The idea of CW THz tomography imaging comes from the X-ray computed tomography (CT). CW THz computed tomography (THz-CT) is another interesting approach for three-dimensional (3D) THz imaging. The penetrability in THz radiation is poorer than X-ray, which provides a better contrast for biological soft tissue imaging. The internal structure of samples can be reflected more accurately, giving comprehensive three-dimensional information of biological tissues. THz-CT is a non-destructive detection method. It detects the one-dimensional Fourier transform of the incident beam or scattering field at different projection angles and then calculates the one-dimensional Fourier transform of the projection of each angle. Finally, these data are combined to construct the two-dimensional Fourier transform of the cross-sectional image of the object. The commonly used data processing method is the filter back projection (FBP) algorithm.
In 2014, Kashiwagi et al. described a THz-CT imaging system based on an IJJ-THz emitter at 440 GHz and a bolometer detector as shown in Figure 12 . The emitted beam was converted to the parallel beam by the first off-axis parabolic mirror, PM1; then, it is focused on the object plane by the second off-axis parabolic mirror, PM2. The sample was a dried pea containing three seeds. The object was placed on the turntable and rotated 360° with a rotating speed of 10 mm/s. The scanning time was 10 min. The typical heart of a pea was seen to be made up of three ventricles, each of them with a thin-wall compose of triangular endothelium, and all of them pressed together. Three round seeds in the different ventricles were also visible at the bottom of the pea.

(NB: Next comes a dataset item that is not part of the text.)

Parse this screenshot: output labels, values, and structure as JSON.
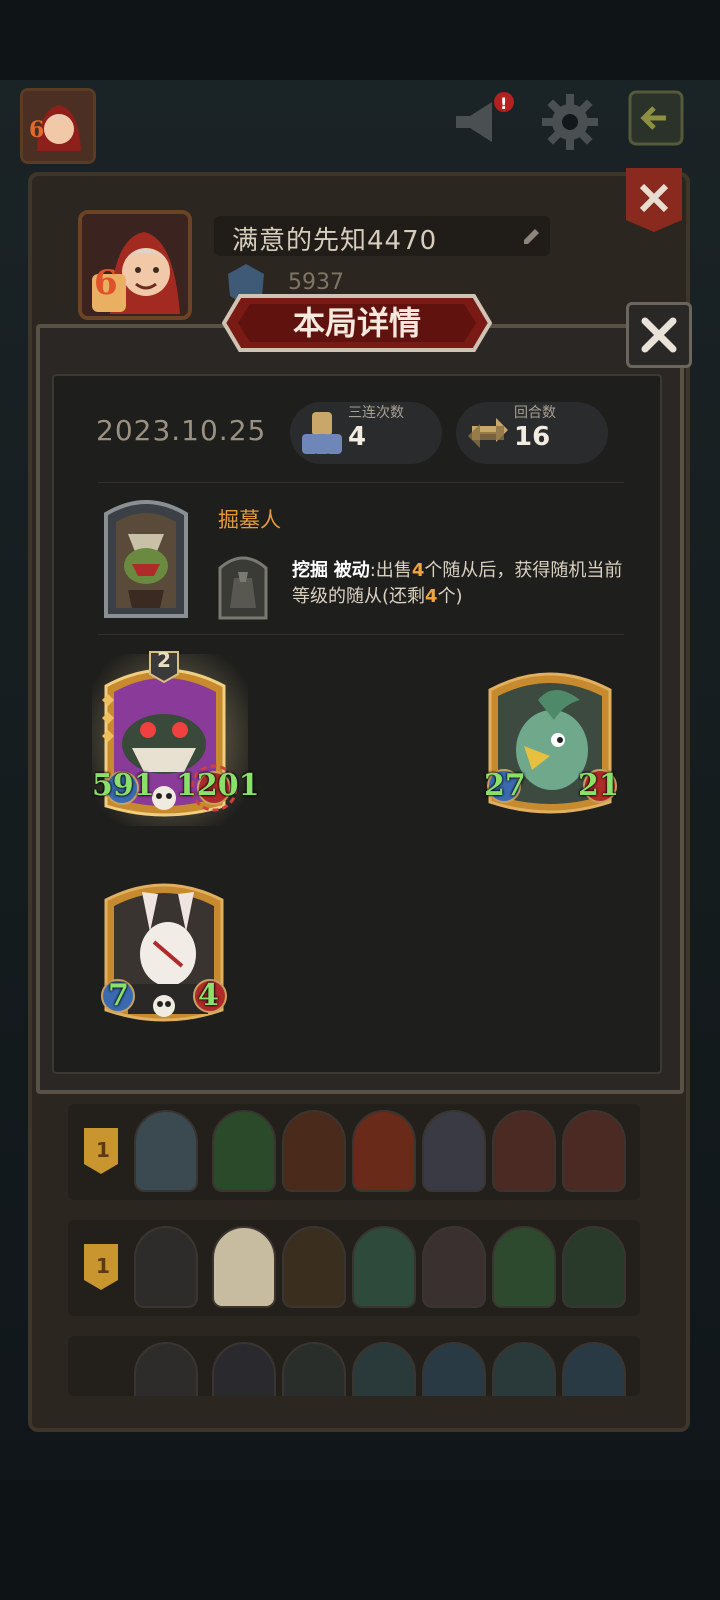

Figure 12. Schematic of the THz-computed tomography (CT) imaging system.